_What the exercise asks_. Below are the records. List every line holding the word "Welcome".

_Excerpts from a dataset_.
************
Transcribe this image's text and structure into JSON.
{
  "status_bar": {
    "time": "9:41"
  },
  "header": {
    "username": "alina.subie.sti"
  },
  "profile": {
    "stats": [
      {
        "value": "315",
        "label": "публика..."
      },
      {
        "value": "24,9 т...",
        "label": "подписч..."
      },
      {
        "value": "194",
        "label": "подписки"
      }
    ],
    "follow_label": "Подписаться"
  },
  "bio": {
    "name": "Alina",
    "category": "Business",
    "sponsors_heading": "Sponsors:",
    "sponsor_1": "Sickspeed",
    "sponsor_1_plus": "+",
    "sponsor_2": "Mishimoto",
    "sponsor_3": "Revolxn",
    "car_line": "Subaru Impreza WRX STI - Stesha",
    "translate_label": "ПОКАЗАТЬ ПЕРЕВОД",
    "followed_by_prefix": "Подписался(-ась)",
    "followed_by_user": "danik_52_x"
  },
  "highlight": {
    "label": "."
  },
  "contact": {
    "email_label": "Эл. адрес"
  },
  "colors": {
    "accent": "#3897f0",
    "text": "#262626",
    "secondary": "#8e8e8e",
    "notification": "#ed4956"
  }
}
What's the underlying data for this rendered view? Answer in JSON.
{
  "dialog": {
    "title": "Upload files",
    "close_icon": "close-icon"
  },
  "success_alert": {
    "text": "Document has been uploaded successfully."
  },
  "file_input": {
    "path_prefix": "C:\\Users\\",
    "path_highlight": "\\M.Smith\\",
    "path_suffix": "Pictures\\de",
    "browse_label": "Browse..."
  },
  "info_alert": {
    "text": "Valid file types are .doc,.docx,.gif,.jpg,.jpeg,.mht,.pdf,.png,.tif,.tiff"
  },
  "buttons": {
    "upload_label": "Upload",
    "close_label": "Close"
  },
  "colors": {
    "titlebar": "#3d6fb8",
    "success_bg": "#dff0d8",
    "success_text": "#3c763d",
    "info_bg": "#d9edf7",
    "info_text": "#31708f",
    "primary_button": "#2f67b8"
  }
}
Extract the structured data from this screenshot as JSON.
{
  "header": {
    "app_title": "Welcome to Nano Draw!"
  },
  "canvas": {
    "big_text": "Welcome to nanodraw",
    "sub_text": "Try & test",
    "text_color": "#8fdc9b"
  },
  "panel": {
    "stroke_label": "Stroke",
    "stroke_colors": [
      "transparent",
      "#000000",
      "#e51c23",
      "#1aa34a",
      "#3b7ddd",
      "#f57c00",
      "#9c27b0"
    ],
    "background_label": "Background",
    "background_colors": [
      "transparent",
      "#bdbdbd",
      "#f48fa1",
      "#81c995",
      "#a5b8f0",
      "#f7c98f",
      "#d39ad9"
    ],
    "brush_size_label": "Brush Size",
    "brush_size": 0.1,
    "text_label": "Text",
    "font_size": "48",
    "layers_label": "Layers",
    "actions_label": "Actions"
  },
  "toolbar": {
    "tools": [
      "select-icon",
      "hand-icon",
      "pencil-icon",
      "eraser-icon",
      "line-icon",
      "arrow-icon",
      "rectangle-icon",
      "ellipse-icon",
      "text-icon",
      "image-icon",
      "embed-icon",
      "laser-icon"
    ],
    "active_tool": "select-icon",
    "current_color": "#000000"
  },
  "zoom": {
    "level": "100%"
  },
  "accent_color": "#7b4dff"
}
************
_Exercise answer_.
    "app_title": "Welcome to Nano Draw!"
    "big_text": "Welcome to nanodraw",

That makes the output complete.